Author’s Note: Ruchir Sharma, head of emerging markets at Morgan Stanley, recently penned a piece in TIME asserting that Brazil is “the un-China.” That comparison inspired this post. Mexico Today, a public-private enterprise of which I am a paid contributor, provided some data.
Mexico’s technocrats have been seething at comparisons with Brazil for years. Who could blame them? From 2004-2009 Brazil’s growth rate doubled that of Mexico’s, just one of many indicators (foreign direct investment, exports, poverty reduction) that spelled Mexico’s—long self-anointed as Latin America’s vocero—comeuppance. Now a clutch of indicators suggests Brazil’s economy is overheating, and Mexico stands to benefit from the contrast. Perhaps Mexico should lay claim to being the un-Brazil.
Mexico has 3.3 percent inflation, as of June 2011, giving the central bank freedom to set interest rates as necessary without fear of unleashing high inflation, or luring a glut of portfolio investment into the country. Brazil is in a tighter spot: Brazil’s inflation in 2011 is 6.3 percent.
This is a problem for two reasons. One, it touches the two percent band Brazil’s central bank uses to control inflation, so breaching this band compels the bank to design a response. And two: the fix breeds another problem, because when Brazil’s central bank increases interest rates to stymie inflation it draws in hot money. Hence, the Brazilian real is among the world’s “most overvalued” currencies, according to Goldman Sachs. As Rachir Sharma points out, when a middle-income country has such a strong currency it is “a symptom of a seriously imbalanced economy.”
Spending on infrastructure will prove a lasting legacy of the Calderón presidency. Despite a serious recession, sustained drug violence, and other distractions like the outbreak of H1N1, Calderón has increased infrastructure spending to 5 percent of GDP.
Infrastructure spending in Brazil has consistently declined over the past four decades; it now stands at about 2 percent of GDP. Morgan Stanley asserts that figure must double if Brazil is to enjoy economic growth of 5 percent in the years ahead.
Mexico is the largest exporter in Latin America, $27.9 billion in April. As of June, Brazil’s exports were $23.7 billion. Of course, the devil is in the details for both nations. Brazil’s exports skew toward a few commodity exports to China: soybeans, iron ore, and grain. In fact, when you look at exports to China, Brazil’s largest trading partner since 2009, you see a $5.4 billion trade surplus. When you strip away soy products and iron ore, Brazil runs a trade deficit with China. God forbid a collapse in commodity prices.
Meanwhile, Mexico is technically among the most free-trading countries in the world, with some 22 free trade agreements in effect. But everyone knows which one really counts. So Brazil is too reliant on just a few products; Mexico is too reliant on NAFTA.

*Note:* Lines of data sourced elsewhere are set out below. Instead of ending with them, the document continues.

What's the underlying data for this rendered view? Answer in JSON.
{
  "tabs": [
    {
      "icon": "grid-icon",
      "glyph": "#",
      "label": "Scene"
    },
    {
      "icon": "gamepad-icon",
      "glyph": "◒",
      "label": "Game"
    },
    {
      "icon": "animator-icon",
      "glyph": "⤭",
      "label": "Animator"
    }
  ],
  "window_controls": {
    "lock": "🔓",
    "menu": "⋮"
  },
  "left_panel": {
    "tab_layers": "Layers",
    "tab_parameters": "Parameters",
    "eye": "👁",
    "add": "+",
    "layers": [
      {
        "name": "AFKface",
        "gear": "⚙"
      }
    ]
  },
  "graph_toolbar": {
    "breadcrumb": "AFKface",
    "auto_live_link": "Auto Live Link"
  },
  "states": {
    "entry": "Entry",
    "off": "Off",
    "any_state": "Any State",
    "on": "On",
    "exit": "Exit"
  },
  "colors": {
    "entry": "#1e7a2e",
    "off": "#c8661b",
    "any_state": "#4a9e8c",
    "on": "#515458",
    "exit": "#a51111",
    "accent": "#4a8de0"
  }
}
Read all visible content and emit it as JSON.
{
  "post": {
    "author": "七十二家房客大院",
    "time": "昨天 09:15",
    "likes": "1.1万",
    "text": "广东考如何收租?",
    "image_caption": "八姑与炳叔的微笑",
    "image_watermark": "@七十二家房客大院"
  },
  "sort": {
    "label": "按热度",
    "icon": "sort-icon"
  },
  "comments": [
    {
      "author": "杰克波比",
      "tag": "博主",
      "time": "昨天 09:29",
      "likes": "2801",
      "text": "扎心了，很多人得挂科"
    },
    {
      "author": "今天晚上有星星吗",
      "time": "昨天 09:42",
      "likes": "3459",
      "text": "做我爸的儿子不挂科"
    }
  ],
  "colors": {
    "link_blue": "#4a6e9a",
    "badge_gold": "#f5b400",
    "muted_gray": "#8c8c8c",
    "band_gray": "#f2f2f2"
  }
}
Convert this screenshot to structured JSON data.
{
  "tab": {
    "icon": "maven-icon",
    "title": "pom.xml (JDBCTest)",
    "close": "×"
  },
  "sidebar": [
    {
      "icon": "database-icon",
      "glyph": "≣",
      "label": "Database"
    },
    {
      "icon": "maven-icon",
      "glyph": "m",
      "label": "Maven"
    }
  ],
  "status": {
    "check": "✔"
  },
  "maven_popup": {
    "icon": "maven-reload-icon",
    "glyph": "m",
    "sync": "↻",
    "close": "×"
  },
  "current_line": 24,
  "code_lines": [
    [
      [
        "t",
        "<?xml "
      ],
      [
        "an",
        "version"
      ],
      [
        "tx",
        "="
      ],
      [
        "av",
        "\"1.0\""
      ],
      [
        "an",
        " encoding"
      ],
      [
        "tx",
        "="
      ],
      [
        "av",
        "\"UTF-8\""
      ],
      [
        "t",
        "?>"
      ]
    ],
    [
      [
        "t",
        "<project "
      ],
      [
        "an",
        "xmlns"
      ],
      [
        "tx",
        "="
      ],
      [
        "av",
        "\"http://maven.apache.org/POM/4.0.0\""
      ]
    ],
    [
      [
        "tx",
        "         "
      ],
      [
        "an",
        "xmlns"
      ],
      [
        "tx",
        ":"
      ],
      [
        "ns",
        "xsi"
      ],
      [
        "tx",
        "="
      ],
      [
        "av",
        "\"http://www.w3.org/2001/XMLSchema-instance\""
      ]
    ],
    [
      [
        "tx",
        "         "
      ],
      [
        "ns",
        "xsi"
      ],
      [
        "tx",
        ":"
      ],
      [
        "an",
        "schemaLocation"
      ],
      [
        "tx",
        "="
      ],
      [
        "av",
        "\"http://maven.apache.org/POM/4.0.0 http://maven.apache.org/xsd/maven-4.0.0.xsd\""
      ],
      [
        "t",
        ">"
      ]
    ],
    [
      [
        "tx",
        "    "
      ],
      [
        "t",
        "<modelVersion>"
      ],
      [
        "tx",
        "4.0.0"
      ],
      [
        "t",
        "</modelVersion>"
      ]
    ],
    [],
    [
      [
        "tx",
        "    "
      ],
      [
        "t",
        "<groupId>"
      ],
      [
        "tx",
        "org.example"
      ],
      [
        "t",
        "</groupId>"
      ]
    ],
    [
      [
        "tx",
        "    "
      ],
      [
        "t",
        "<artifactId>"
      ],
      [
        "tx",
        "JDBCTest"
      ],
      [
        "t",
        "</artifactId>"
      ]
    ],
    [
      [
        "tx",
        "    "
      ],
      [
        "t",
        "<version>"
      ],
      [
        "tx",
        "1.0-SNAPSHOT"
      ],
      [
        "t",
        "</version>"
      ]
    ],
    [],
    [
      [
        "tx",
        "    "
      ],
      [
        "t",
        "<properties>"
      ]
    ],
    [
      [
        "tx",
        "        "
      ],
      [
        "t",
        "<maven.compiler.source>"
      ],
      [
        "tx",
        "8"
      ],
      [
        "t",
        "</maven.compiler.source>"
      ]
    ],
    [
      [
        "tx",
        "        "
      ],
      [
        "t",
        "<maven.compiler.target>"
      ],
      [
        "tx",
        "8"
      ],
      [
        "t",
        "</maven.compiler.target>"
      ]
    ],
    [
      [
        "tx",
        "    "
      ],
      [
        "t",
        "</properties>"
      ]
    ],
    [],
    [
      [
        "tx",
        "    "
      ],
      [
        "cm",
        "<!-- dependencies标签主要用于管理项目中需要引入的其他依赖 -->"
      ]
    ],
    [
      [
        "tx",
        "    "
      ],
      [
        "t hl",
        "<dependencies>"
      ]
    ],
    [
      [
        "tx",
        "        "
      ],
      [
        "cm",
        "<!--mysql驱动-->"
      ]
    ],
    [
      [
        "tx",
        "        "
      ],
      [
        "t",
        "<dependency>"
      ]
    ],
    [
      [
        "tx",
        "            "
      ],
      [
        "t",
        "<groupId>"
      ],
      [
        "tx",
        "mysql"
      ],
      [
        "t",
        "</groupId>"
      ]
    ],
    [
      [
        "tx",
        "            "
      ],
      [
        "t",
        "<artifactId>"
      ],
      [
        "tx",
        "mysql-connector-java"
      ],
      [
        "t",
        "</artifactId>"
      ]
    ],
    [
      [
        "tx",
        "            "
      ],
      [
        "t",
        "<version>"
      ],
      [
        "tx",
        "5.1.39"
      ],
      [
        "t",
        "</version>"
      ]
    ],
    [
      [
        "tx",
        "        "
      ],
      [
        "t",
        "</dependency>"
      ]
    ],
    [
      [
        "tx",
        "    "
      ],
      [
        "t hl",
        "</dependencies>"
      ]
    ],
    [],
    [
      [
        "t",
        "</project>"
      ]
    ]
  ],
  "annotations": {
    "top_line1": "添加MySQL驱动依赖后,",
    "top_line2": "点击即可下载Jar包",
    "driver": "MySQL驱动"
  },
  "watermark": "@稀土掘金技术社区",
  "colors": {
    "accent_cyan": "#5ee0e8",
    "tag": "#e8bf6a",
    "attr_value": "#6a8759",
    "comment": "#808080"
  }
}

Mexico reduced debt to GDP in the past twenty years. As of 2009, debt stood at 22 percent of GDP. As of January 2011, Brazil’s public debt is 40 percent of GDP.
Debt is manageable in both countries, Brazil has less room to maneuver because it is nearer the golden threshold of sustainable debt load—60% of debt to GDP—for a developing country and its current growth is propped up by commodity exports, which could rapidly lose value.
None of this adds up to Mexico becoming the high-growth story of the decade. Rather, Brazil’s economy increasingly involves growth with little margin for slowdown or macroeconomic surprises. Mexico’s economy can grow more easily.